[App and web page records]
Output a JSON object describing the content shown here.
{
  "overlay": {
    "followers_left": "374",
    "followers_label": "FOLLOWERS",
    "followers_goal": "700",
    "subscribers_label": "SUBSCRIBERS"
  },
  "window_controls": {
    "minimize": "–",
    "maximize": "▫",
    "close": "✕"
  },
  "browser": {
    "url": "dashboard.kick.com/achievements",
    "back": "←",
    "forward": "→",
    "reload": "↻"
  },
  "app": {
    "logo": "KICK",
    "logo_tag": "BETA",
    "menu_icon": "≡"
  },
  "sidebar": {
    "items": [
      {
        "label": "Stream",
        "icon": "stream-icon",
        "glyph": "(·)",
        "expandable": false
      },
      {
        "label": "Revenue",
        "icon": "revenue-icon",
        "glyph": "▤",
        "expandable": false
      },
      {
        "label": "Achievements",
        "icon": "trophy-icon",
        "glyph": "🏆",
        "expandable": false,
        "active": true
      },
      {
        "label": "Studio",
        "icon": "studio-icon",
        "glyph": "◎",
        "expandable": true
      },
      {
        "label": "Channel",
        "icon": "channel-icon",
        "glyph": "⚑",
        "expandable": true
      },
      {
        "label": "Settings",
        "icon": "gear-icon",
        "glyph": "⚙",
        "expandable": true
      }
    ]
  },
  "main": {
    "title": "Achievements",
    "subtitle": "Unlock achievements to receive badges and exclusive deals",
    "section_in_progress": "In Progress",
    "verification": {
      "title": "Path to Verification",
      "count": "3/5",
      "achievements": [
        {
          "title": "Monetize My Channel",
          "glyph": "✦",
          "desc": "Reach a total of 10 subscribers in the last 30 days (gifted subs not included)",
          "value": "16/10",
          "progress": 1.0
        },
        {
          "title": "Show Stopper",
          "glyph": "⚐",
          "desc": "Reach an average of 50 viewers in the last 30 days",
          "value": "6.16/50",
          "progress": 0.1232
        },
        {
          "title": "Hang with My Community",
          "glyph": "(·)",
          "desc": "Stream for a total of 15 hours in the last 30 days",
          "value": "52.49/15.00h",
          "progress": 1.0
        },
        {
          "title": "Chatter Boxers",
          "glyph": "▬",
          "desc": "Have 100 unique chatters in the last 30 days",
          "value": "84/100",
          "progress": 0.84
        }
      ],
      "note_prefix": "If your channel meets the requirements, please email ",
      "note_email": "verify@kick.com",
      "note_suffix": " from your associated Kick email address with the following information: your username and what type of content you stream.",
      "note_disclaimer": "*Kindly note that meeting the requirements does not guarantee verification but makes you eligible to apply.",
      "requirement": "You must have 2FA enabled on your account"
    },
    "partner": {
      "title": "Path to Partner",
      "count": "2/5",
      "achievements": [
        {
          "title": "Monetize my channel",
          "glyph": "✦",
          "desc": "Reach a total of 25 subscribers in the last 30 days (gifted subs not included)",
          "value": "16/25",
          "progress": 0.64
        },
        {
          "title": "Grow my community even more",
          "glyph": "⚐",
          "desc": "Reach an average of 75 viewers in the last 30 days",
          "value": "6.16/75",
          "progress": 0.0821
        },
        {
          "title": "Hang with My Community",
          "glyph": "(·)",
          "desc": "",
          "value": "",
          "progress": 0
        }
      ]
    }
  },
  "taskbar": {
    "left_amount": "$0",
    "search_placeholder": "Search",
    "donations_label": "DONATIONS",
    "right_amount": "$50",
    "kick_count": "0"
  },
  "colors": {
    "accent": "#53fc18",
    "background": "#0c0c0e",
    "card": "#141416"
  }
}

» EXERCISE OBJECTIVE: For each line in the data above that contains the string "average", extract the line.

» ANSWER TO THIS TASK:
          "desc": "Reach an average of 50 viewers in the last 30 days",
          "desc": "Reach an average of 75 viewers in the last 30 days",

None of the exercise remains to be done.